Infected calves should be isolated promptly, minimizing exposure to other calves. Facilities should be disinfected. Hygiene is essential.
Calves treated successfully have a higher chance of becoming carriers of the disease.
Although SD bacteria are frequently dormant in carrier animals, spontaneous abortion in cows is one symptom to watch for.
Thompson said any sick cow with no sign of mastitis should be suspect of this disease.
SD can become systemic, affecting the blood, liver, kidneys and other organs, and has been found settled in afflicted animals’ lymph nodes. All cattle that test positive for the disease should be isolated quickly and culled as soon as possible. “Isolation” should be exactly that. Infected animals should not share any living space or connected space with the rest of the herd. Animals being treated should always be fed and handled last.
Shared maternity pens should be of concern, due to co-mingling. “Calving cows are at their peak risk of infection,” Thompson said.
Be wary of bringing in milk or colostrum from other farms, even in the case of emergency. Bagged colostrum is safe due to processing.
Because silent carriers shed this bacteria in their milk, be sure that milk possibly contaminated is not fed to calves – or people!
Human SD infection patients have been linked to ingesting contaminated raw milk, and Thompson pointed out that this is not a risk worth taking.
She emphasized that this is not just a dairy issue, and she reported that a reputable large beef farm was struck a tremendous financial blow because of silent carrier cattle bought and incorporated into the existing herd. This also affected the marketing of farm bulls.
“You can go out and buy this for your farm by buying cows,” she remarked dryly.
Pre-screening before bringing new animals into your herd is advised and should be protocol on your farm. The cattle you skip the testing on will be the ones who bring it in. The larger the herd, the more likely you are to have it.

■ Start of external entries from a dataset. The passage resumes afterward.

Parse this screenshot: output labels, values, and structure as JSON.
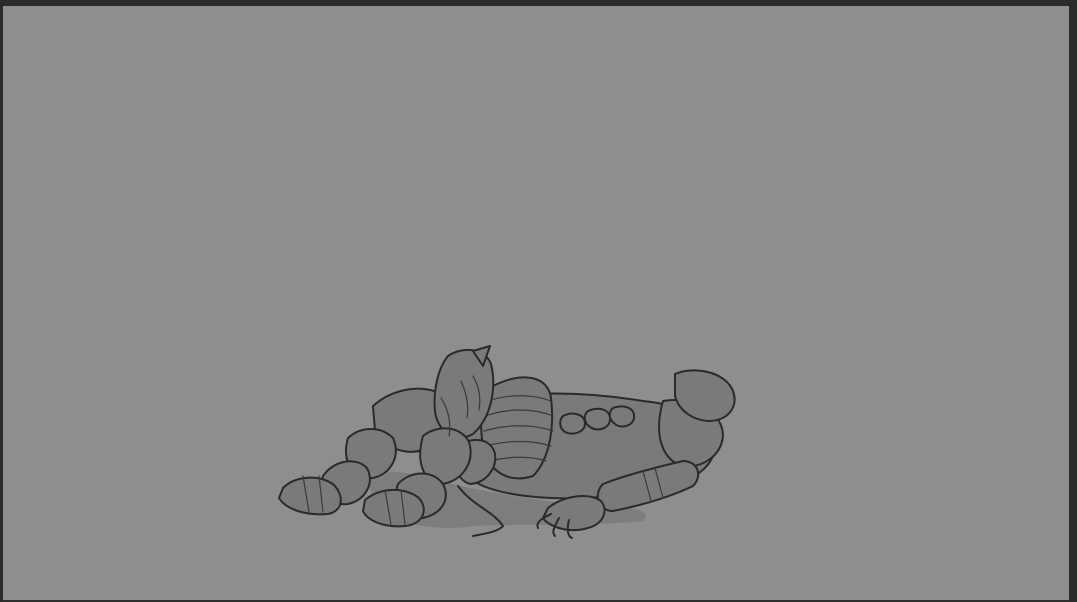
{
  "app": {
    "theme_colors": {
      "frame": "#2f2f2f",
      "canvas": "#8e8e8e",
      "lineart": "#2a2a2a",
      "fill": "#7a7a7a"
    }
  },
  "canvas": {
    "content": "lineart-drawing-armored-figure-lying-down"
  }
}
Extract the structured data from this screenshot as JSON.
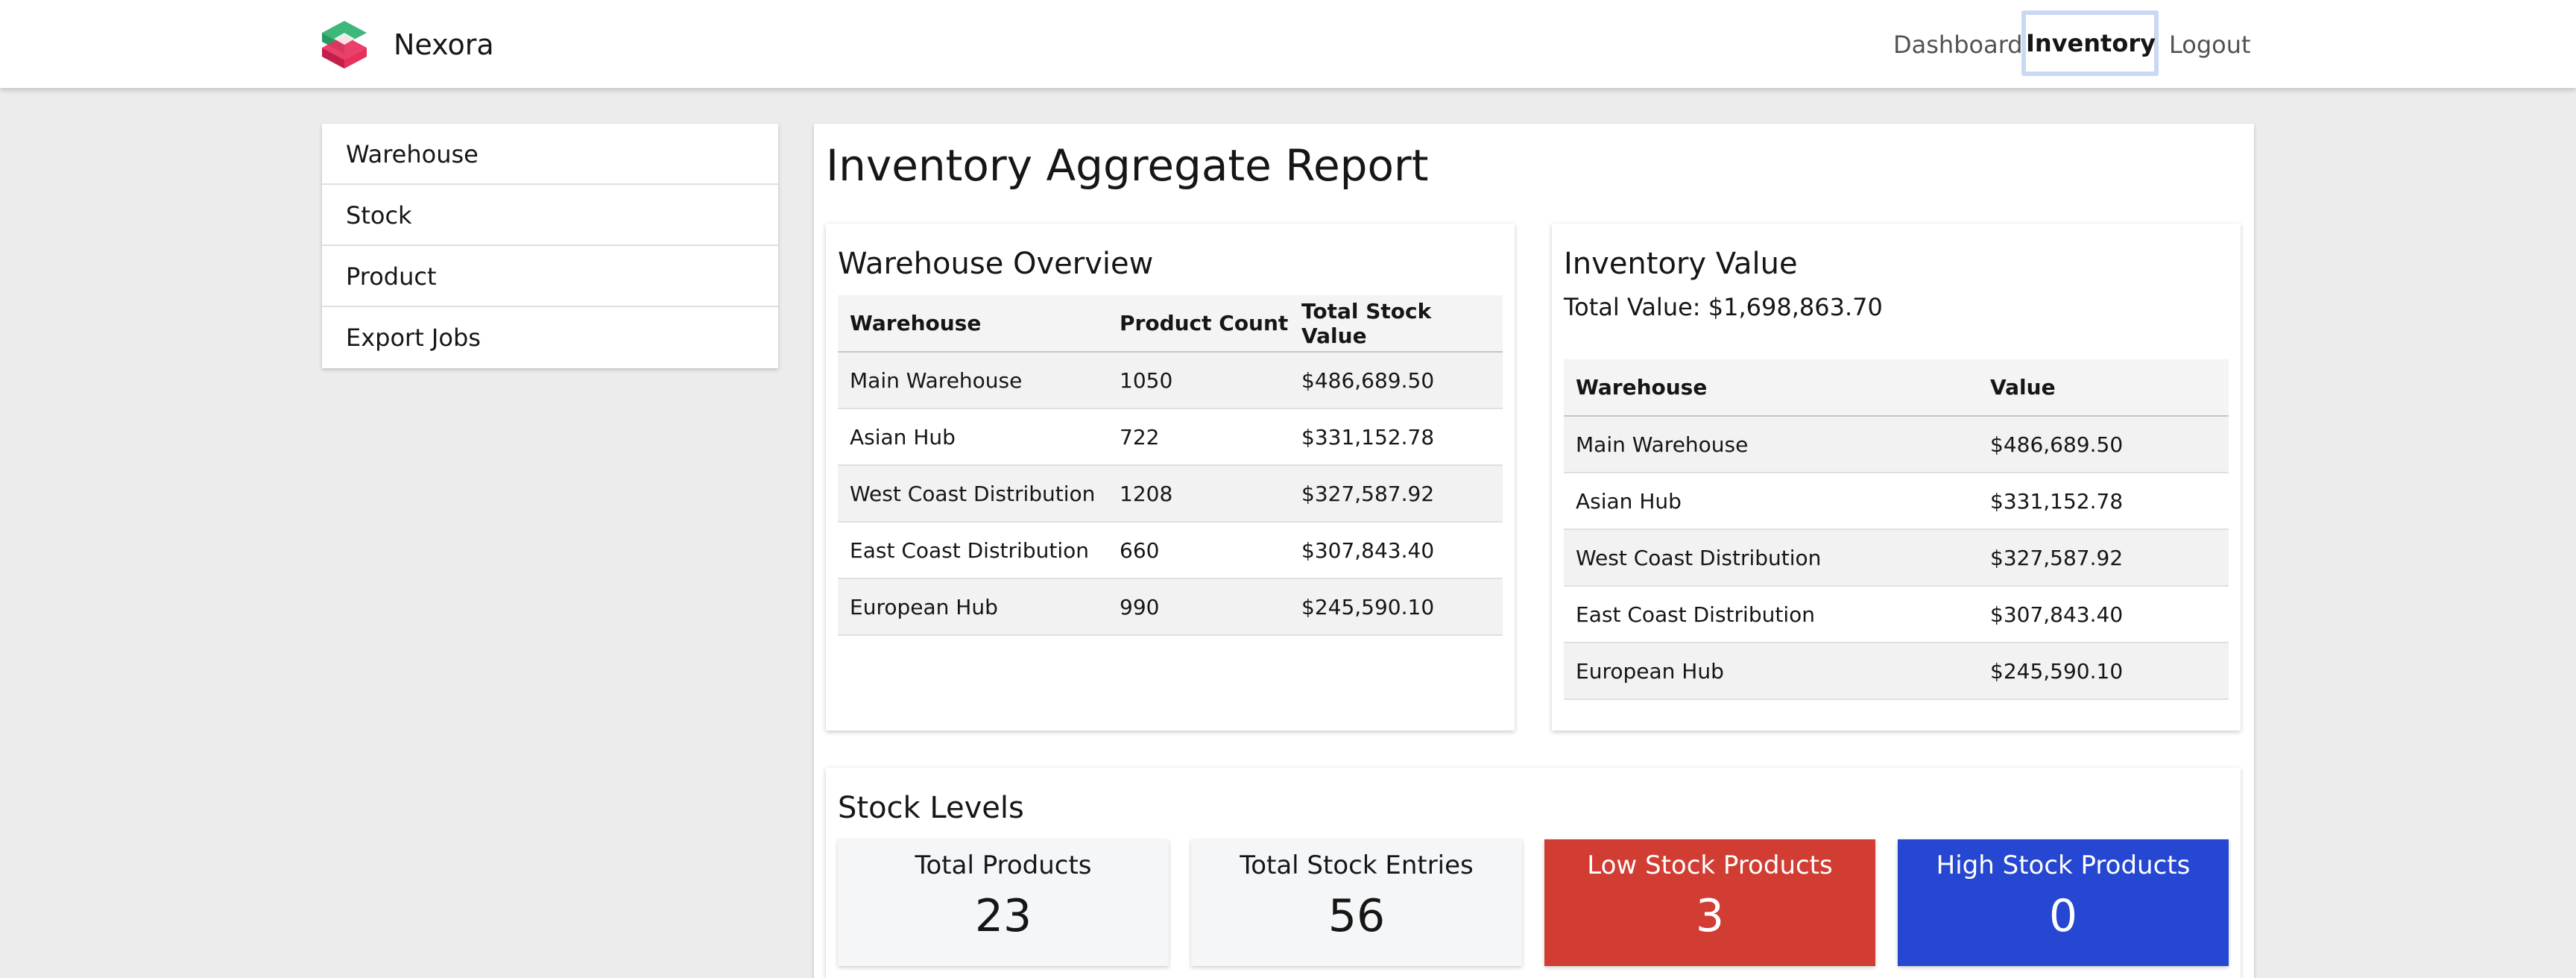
{
  "header": {
    "brand": "Nexora",
    "nav": {
      "dashboard": "Dashboard",
      "inventory": "Inventory",
      "logout": "Logout"
    }
  },
  "sidebar": {
    "items": [
      {
        "label": "Warehouse"
      },
      {
        "label": "Stock"
      },
      {
        "label": "Product"
      },
      {
        "label": "Export Jobs"
      }
    ]
  },
  "main": {
    "title": "Inventory Aggregate Report",
    "overview": {
      "title": "Warehouse Overview",
      "columns": [
        "Warehouse",
        "Product Count",
        "Total Stock Value"
      ],
      "rows": [
        [
          "Main Warehouse",
          "1050",
          "$486,689.50"
        ],
        [
          "Asian Hub",
          "722",
          "$331,152.78"
        ],
        [
          "West Coast Distribution",
          "1208",
          "$327,587.92"
        ],
        [
          "East Coast Distribution",
          "660",
          "$307,843.40"
        ],
        [
          "European Hub",
          "990",
          "$245,590.10"
        ]
      ]
    },
    "value": {
      "title": "Inventory Value",
      "total": "Total Value: $1,698,863.70",
      "columns": [
        "Warehouse",
        "Value"
      ],
      "rows": [
        [
          "Main Warehouse",
          "$486,689.50"
        ],
        [
          "Asian Hub",
          "$331,152.78"
        ],
        [
          "West Coast Distribution",
          "$327,587.92"
        ],
        [
          "East Coast Distribution",
          "$307,843.40"
        ],
        [
          "European Hub",
          "$245,590.10"
        ]
      ]
    },
    "stock": {
      "title": "Stock Levels",
      "tiles": [
        {
          "label": "Total Products",
          "value": "23"
        },
        {
          "label": "Total Stock Entries",
          "value": "56"
        },
        {
          "label": "Low Stock Products",
          "value": "3"
        },
        {
          "label": "High Stock Products",
          "value": "0"
        }
      ]
    }
  },
  "colors": {
    "low_stock": "#d13d33",
    "high_stock": "#2547d2",
    "logo_green": "#3db77a",
    "logo_pink": "#e8305d"
  }
}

A quick and easy, cost effective, SD blood test is now available through the Cornell University College of Veterinary Medicine’s Animal Health Diagnostic Center. Bulk tank samples – or milk samples taken directly from cattle – can also be used for detection of carriers and to determine if a herd has been exposed.
Although Thompson reports that New York farmers are not utilizing these tests as they should be, Canadian farmers are increasingly requesting them.
Farmers are advised to be proactive about screening for this disease and keeping it off of their farms to avoid the financial drain and stress it creates. Thompson pointed out that there is a huge impact to farmers’ livelihoods due to SD.
Weather impacts the occurrence of the disease and autumn is a time when the disease seems most prevalent. Wet conditions and environments promote growth of the bacteria, which has been discovered thriving in ponds and pastures.
Additionally, show animals are at risk and can bring SD home with them. They should be isolated when returning home from showgrounds.
As Benjamin Franklin said, “An ounce of prevention is worth a pound of cure.”
David R. Balbian, Area Dairy Management Specialist, Cornell Cooperative Extension, Central New York Dairy, Livestock and Field Crops Team, coordinator of this event, commented on the disease.
“What struck me about Salmonella Dublin is its resistance to antibiotics and the huge economic losses that occur if you get it in your herd,” Balbian said, stating that one example from Europe showed losses of up to $218 per stall per year for the first 10 years affected.
“That’s a $21,800 loss per year per 100 cows,” noted Balbian. “That is why it’s important to prevent it from getting into your herd. Prevention should be the number one goal.”
Balbian said a good start with detection would be to have four bulk tank screening tests over a five to 12 month period.
Contact the NYS Cattle Health Assurance Program (NYSCHAP) at 585.313.7541 for more information and concerns about prevention and management of Salmonella Dublin.